§ **Input data**:
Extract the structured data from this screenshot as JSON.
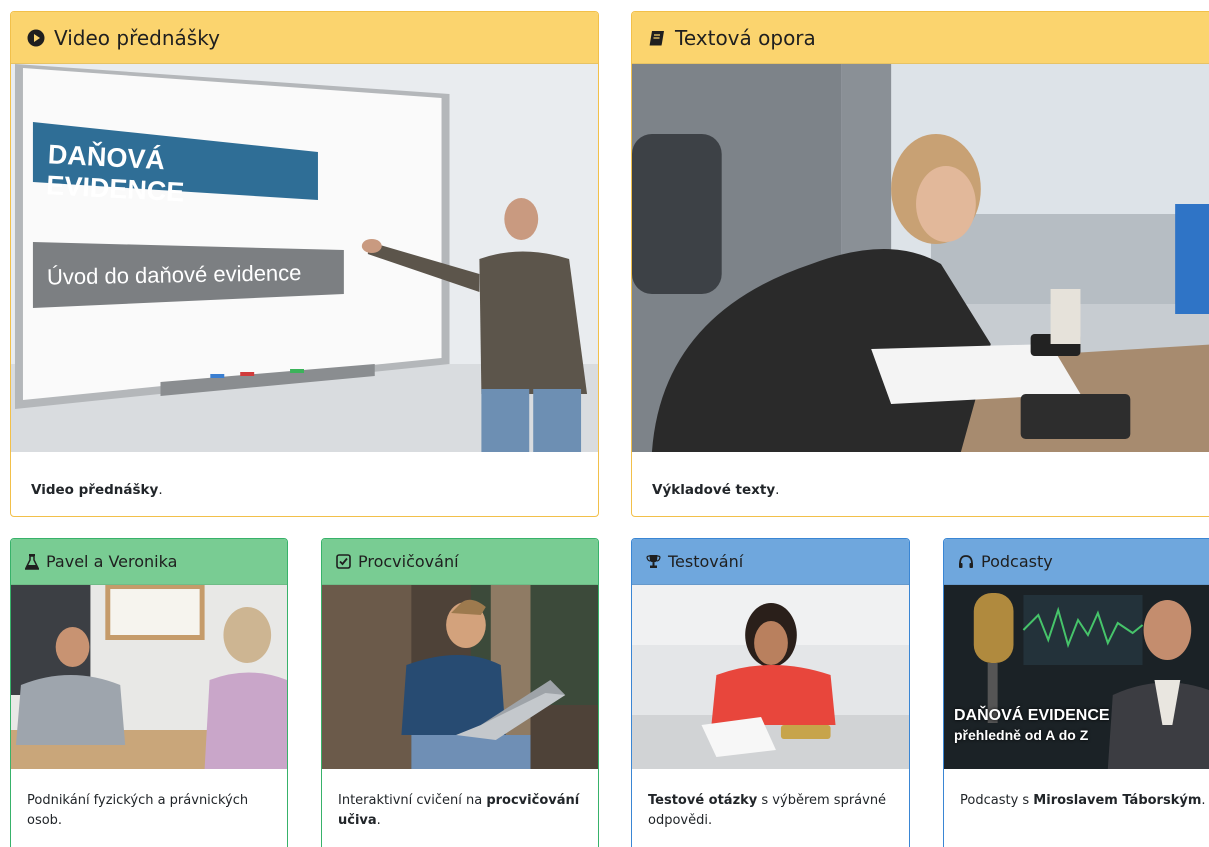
{
  "cards": [
    {
      "id": "video",
      "icon": "play-circle-icon",
      "title": "Video přednášky",
      "image": {
        "alt_scene": "whiteboard-lecture",
        "overlay_title": "DAŇOVÁ EVIDENCE",
        "overlay_subtitle": "Úvod do daňové evidence"
      },
      "desc_bold": "Video přednášky",
      "desc_after": "."
    },
    {
      "id": "text",
      "icon": "book-icon",
      "title": "Textová opora",
      "image": {
        "alt_scene": "woman-reading-documents"
      },
      "desc_bold": "Výkladové texty",
      "desc_after": "."
    },
    {
      "id": "pavel",
      "icon": "flask-icon",
      "title": "Pavel a Veronika",
      "image": {
        "alt_scene": "office-consultation"
      },
      "desc_before": "Podnikání fyzických a právnických osob."
    },
    {
      "id": "practice",
      "icon": "check-square-icon",
      "title": "Procvičování",
      "image": {
        "alt_scene": "student-with-laptop"
      },
      "desc_before": "Interaktivní cvičení na ",
      "desc_bold": "procvičování učiva",
      "desc_after": "."
    },
    {
      "id": "testing",
      "icon": "trophy-icon",
      "title": "Testování",
      "image": {
        "alt_scene": "student-writing-test"
      },
      "desc_bold": "Testové otázky",
      "desc_after": " s výběrem správné odpovědi."
    },
    {
      "id": "podcasts",
      "icon": "headphones-icon",
      "title": "Podcasty",
      "image": {
        "alt_scene": "podcast-microphone",
        "overlay_title": "DAŇOVÁ EVIDENCE",
        "overlay_subtitle": "přehledně od A do Z"
      },
      "desc_before": "Podcasty s ",
      "desc_bold": "Miroslavem Táborským",
      "desc_after": "."
    }
  ],
  "colors": {
    "yellow_header": "#fbd46e",
    "yellow_border": "#f2c04a",
    "green_header": "#79cc93",
    "green_border": "#38b26a",
    "blue_header": "#6fa7dd",
    "blue_border": "#3a86d4"
  }
}
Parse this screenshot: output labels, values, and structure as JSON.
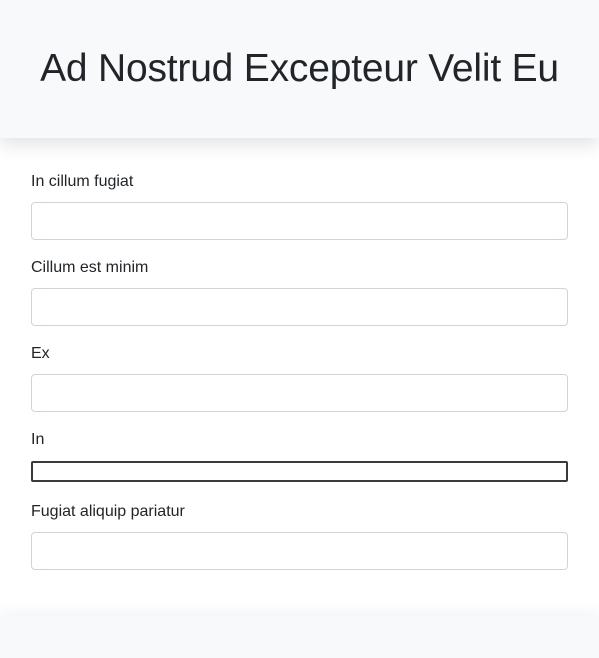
{
  "header": {
    "title": "Ad Nostrud Excepteur Velit Eu"
  },
  "form": {
    "fields": [
      {
        "label": "In cillum fugiat",
        "value": "",
        "placeholder": ""
      },
      {
        "label": "Cillum est minim",
        "value": "",
        "placeholder": ""
      },
      {
        "label": "Ex",
        "value": "",
        "placeholder": ""
      },
      {
        "label": "In",
        "value": "",
        "placeholder": ""
      },
      {
        "label": "Fugiat aliquip pariatur",
        "value": "",
        "placeholder": ""
      }
    ]
  },
  "colors": {
    "header_bg": "#f8f9fa",
    "text": "#212529",
    "input_border": "#ced4da",
    "plain_input_border": "#3a3a3a"
  }
}
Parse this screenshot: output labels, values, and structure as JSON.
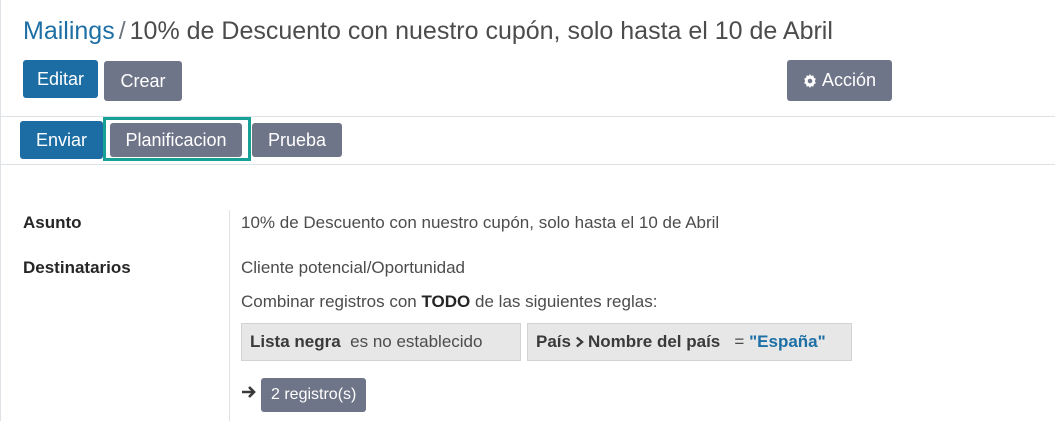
{
  "breadcrumb": {
    "parent": "Mailings",
    "separator": "/",
    "current": "10% de Descuento con nuestro cupón, solo hasta el 10 de Abril"
  },
  "control_panel": {
    "edit_label": "Editar",
    "create_label": "Crear",
    "action_label": "Acción",
    "action_icon": "gear-icon"
  },
  "statusbar": {
    "send_label": "Enviar",
    "schedule_label": "Planificacion",
    "test_label": "Prueba"
  },
  "form": {
    "subject_label": "Asunto",
    "subject_value": "10% de Descuento con nuestro cupón, solo hasta el 10 de Abril",
    "recipients_label": "Destinatarios",
    "recipients_model": "Cliente potencial/Oportunidad",
    "domain_intro_pre": "Combinar registros con",
    "domain_intro_bold": "TODO",
    "domain_intro_post": "de las siguientes reglas:",
    "rules": [
      {
        "field": "Lista negra",
        "operator": "es no establecido"
      },
      {
        "field_path": [
          "País",
          "Nombre del país"
        ],
        "operator": "=",
        "value": "\"España\""
      }
    ],
    "records_label": "2 registro(s)",
    "arrow_icon": "arrow-right-icon"
  },
  "colors": {
    "primary": "#1b6da3",
    "secondary": "#6f7588",
    "link": "#1d6fa5",
    "highlight": "#17a095"
  }
}
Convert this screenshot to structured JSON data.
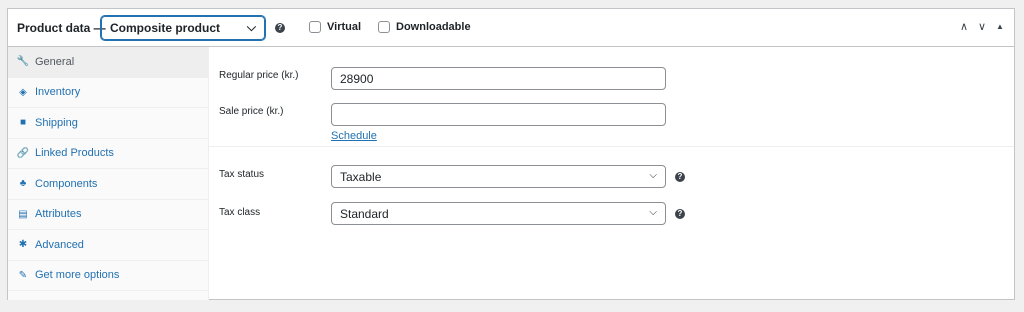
{
  "header": {
    "title": "Product data —",
    "product_type": "Composite product",
    "virtual_label": "Virtual",
    "downloadable_label": "Downloadable"
  },
  "icons": {
    "chevron_down": "⌵",
    "help": "?",
    "move_up": "∧",
    "move_down": "∨",
    "toggle": "▲"
  },
  "sidebar": {
    "tabs": [
      {
        "label": "General",
        "icon": "wrench-icon",
        "glyph": "🔧",
        "active": true
      },
      {
        "label": "Inventory",
        "icon": "tag-icon",
        "glyph": "◈",
        "active": false
      },
      {
        "label": "Shipping",
        "icon": "truck-icon",
        "glyph": "■",
        "active": false
      },
      {
        "label": "Linked Products",
        "icon": "link-icon",
        "glyph": "🔗",
        "active": false
      },
      {
        "label": "Components",
        "icon": "components-icon",
        "glyph": "♣",
        "active": false
      },
      {
        "label": "Attributes",
        "icon": "list-icon",
        "glyph": "▤",
        "active": false
      },
      {
        "label": "Advanced",
        "icon": "gear-icon",
        "glyph": "✱",
        "active": false
      },
      {
        "label": "Get more options",
        "icon": "plugin-icon",
        "glyph": "✎",
        "active": false
      }
    ]
  },
  "general": {
    "regular_price_label": "Regular price (kr.)",
    "regular_price_value": "28900",
    "sale_price_label": "Sale price (kr.)",
    "sale_price_value": "",
    "schedule_link": "Schedule",
    "tax_status_label": "Tax status",
    "tax_status_value": "Taxable",
    "tax_class_label": "Tax class",
    "tax_class_value": "Standard"
  },
  "colors": {
    "accent": "#2271b1",
    "border": "#c3c4c7",
    "background": "#f0f0f1"
  }
}
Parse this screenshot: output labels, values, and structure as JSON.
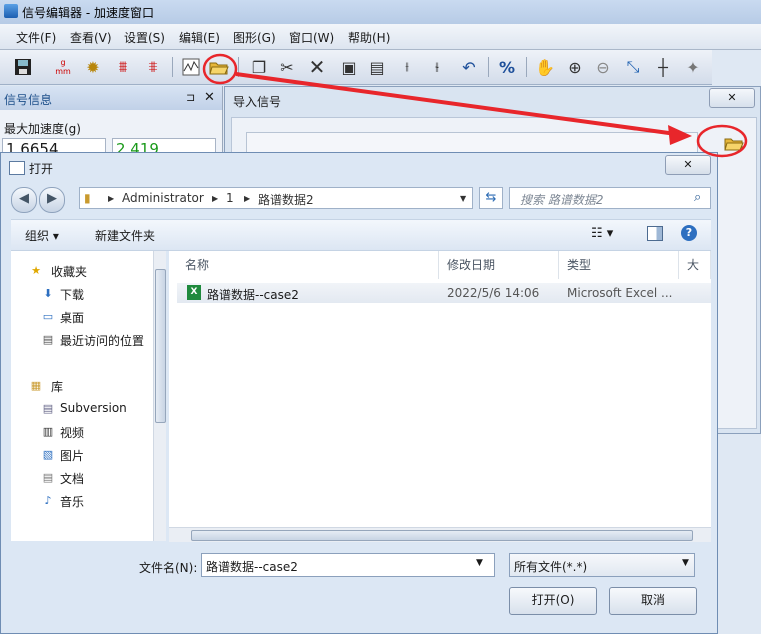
{
  "app": {
    "title": "信号编辑器 - 加速度窗口"
  },
  "menu": [
    "文件(F)",
    "查看(V)",
    "设置(S)",
    "编辑(E)",
    "图形(G)",
    "窗口(W)",
    "帮助(H)"
  ],
  "toolbar": {
    "unit_top": "g",
    "unit_bottom": "mm",
    "percent": "%"
  },
  "left_panel": {
    "title": "信号信息",
    "max_accel_label": "最大加速度(g)",
    "value_1": "1.6654",
    "value_2": "2.419"
  },
  "import_dialog": {
    "title": "导入信号"
  },
  "open_dialog": {
    "title": "打开",
    "breadcrumb": [
      "Administrator",
      "1",
      "路谱数据2"
    ],
    "search_placeholder": "搜索 路谱数据2",
    "organize": "组织",
    "new_folder": "新建文件夹",
    "help": "?",
    "nav": {
      "favorites": "收藏夹",
      "favorites_items": [
        "下载",
        "桌面",
        "最近访问的位置"
      ],
      "library": "库",
      "library_items": [
        "Subversion",
        "视频",
        "图片",
        "文档",
        "音乐"
      ]
    },
    "columns": [
      "名称",
      "修改日期",
      "类型",
      "大小"
    ],
    "files": [
      {
        "name": "路谱数据--case2",
        "date": "2022/5/6 14:06",
        "type": "Microsoft Excel ..."
      }
    ],
    "filename_label": "文件名(N):",
    "filename_value": "路谱数据--case2",
    "filetype_value": "所有文件(*.*)",
    "open_button": "打开(O)",
    "cancel_button": "取消"
  },
  "colors": {
    "annotation": "#e8262b",
    "value_green": "#1a9a1a"
  }
}
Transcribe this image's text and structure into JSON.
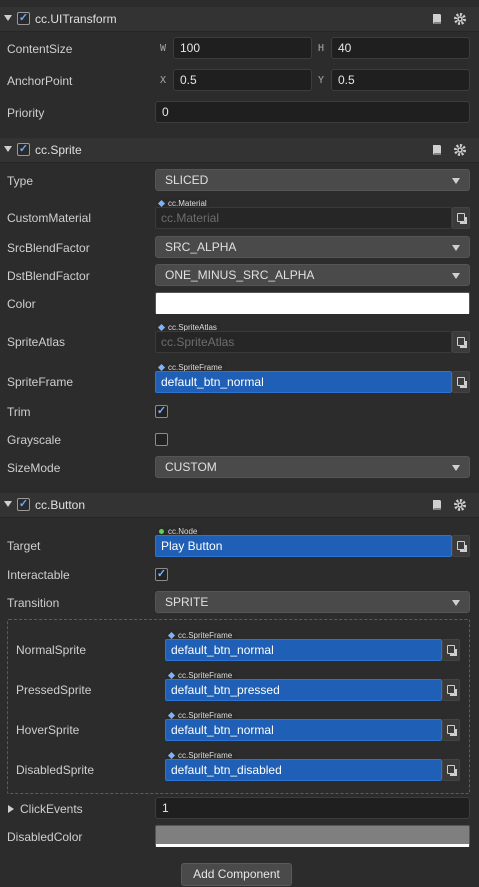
{
  "ui_transform": {
    "title": "cc.UITransform",
    "content_size": {
      "label": "ContentSize",
      "w_axis": "W",
      "w": "100",
      "h_axis": "H",
      "h": "40"
    },
    "anchor_point": {
      "label": "AnchorPoint",
      "x_axis": "X",
      "x": "0.5",
      "y_axis": "Y",
      "y": "0.5"
    },
    "priority": {
      "label": "Priority",
      "value": "0"
    }
  },
  "sprite": {
    "title": "cc.Sprite",
    "type": {
      "label": "Type",
      "value": "SLICED"
    },
    "custom_material": {
      "label": "CustomMaterial",
      "tag": "cc.Material",
      "value": "cc.Material"
    },
    "src_blend": {
      "label": "SrcBlendFactor",
      "value": "SRC_ALPHA"
    },
    "dst_blend": {
      "label": "DstBlendFactor",
      "value": "ONE_MINUS_SRC_ALPHA"
    },
    "color": {
      "label": "Color",
      "value": "#ffffff"
    },
    "sprite_atlas": {
      "label": "SpriteAtlas",
      "tag": "cc.SpriteAtlas",
      "value": "cc.SpriteAtlas"
    },
    "sprite_frame": {
      "label": "SpriteFrame",
      "tag": "cc.SpriteFrame",
      "value": "default_btn_normal"
    },
    "trim": {
      "label": "Trim",
      "checked": true
    },
    "grayscale": {
      "label": "Grayscale",
      "checked": false
    },
    "size_mode": {
      "label": "SizeMode",
      "value": "CUSTOM"
    }
  },
  "button": {
    "title": "cc.Button",
    "target": {
      "label": "Target",
      "tag": "cc.Node",
      "value": "Play Button"
    },
    "interactable": {
      "label": "Interactable",
      "checked": true
    },
    "transition": {
      "label": "Transition",
      "value": "SPRITE"
    },
    "normal_sprite": {
      "label": "NormalSprite",
      "tag": "cc.SpriteFrame",
      "value": "default_btn_normal"
    },
    "pressed_sprite": {
      "label": "PressedSprite",
      "tag": "cc.SpriteFrame",
      "value": "default_btn_pressed"
    },
    "hover_sprite": {
      "label": "HoverSprite",
      "tag": "cc.SpriteFrame",
      "value": "default_btn_normal"
    },
    "disabled_sprite": {
      "label": "DisabledSprite",
      "tag": "cc.SpriteFrame",
      "value": "default_btn_disabled"
    },
    "click_events": {
      "label": "ClickEvents",
      "value": "1"
    },
    "disabled_color": {
      "label": "DisabledColor",
      "value": "#7f7f7f"
    }
  },
  "add_component": {
    "label": "Add Component"
  },
  "icons": {
    "check": "✓",
    "help": "book-icon",
    "settings": "gear-icon"
  },
  "colors": {
    "accent": "#1f5fb6",
    "panel": "#2c2c2c"
  }
}
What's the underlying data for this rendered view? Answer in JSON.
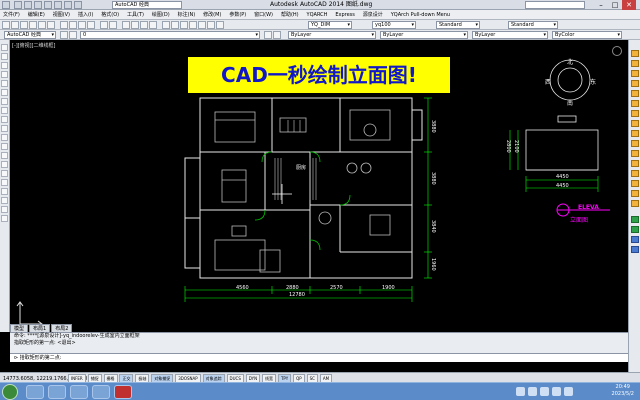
{
  "window": {
    "workspace": "AutoCAD 经典",
    "title": "Autodesk AutoCAD 2014  图纸.dwg",
    "search_placeholder": "",
    "min": "–",
    "max": "□",
    "close": "✕"
  },
  "menu": [
    "文件(F)",
    "编辑(E)",
    "视图(V)",
    "插入(I)",
    "格式(O)",
    "工具(T)",
    "绘图(D)",
    "标注(N)",
    "修改(M)",
    "参数(P)",
    "窗口(W)",
    "帮助(H)",
    "YQARCH",
    "Express",
    "源泉设计",
    "YQArch Pull-down Menu"
  ],
  "toolbar": {
    "workspace_combo": "AutoCAD 经典",
    "layer_combo": "0",
    "color_combo": "ByLayer",
    "linetype_combo": "ByLayer",
    "lineweight_combo": "ByLayer",
    "plotstyle_combo": "ByColor",
    "dimstyle_combo": "YQ_DIM",
    "textstyle_combo": "yq100",
    "tablestyle_combo": "Standard",
    "mleader_combo": "Standard"
  },
  "canvas": {
    "viewport_label": "[-][俯视][二维线框]",
    "banner": "CAD一秒绘制立面图!",
    "dims_top_total": "12780",
    "dims_top": [
      "4560",
      "2880",
      "2570",
      "1900"
    ],
    "dims_right": [
      "3880",
      "3880",
      "3840",
      "1960"
    ],
    "elev_dims": [
      "4450",
      "4450",
      "2800",
      "2100"
    ],
    "elev_label": "ELEVA",
    "elev_sublabel": "立面图",
    "compass": {
      "n": "北",
      "s": "南",
      "w": "西",
      "e": "东"
    },
    "room_label": "厨房"
  },
  "layout_tabs": [
    "模型",
    "布局1",
    "布局2"
  ],
  "command": {
    "history1": "命令: ****[源泉设计]-yq_indoorelev-生成室内立面框架",
    "history2": "  指取矩形的第一点: <退出>",
    "prompt": "⊳ 拾取矩形的第二点:"
  },
  "status": {
    "coords": "14773.6058, 12219.1766, 0.0000",
    "buttons": [
      "INFER",
      "捕捉",
      "栅格",
      "正交",
      "极轴",
      "对象捕捉",
      "3DOSNAP",
      "对象追踪",
      "DUCS",
      "DYN",
      "线宽",
      "TPY",
      "QP",
      "SC",
      "AM"
    ],
    "on_flags": [
      false,
      false,
      false,
      true,
      false,
      true,
      false,
      true,
      false,
      false,
      false,
      true,
      false,
      false,
      false
    ]
  },
  "taskbar": {
    "time": "20:49",
    "date": "2023/5/2"
  }
}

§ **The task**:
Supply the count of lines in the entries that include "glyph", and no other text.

§ **Answer for the task**:
8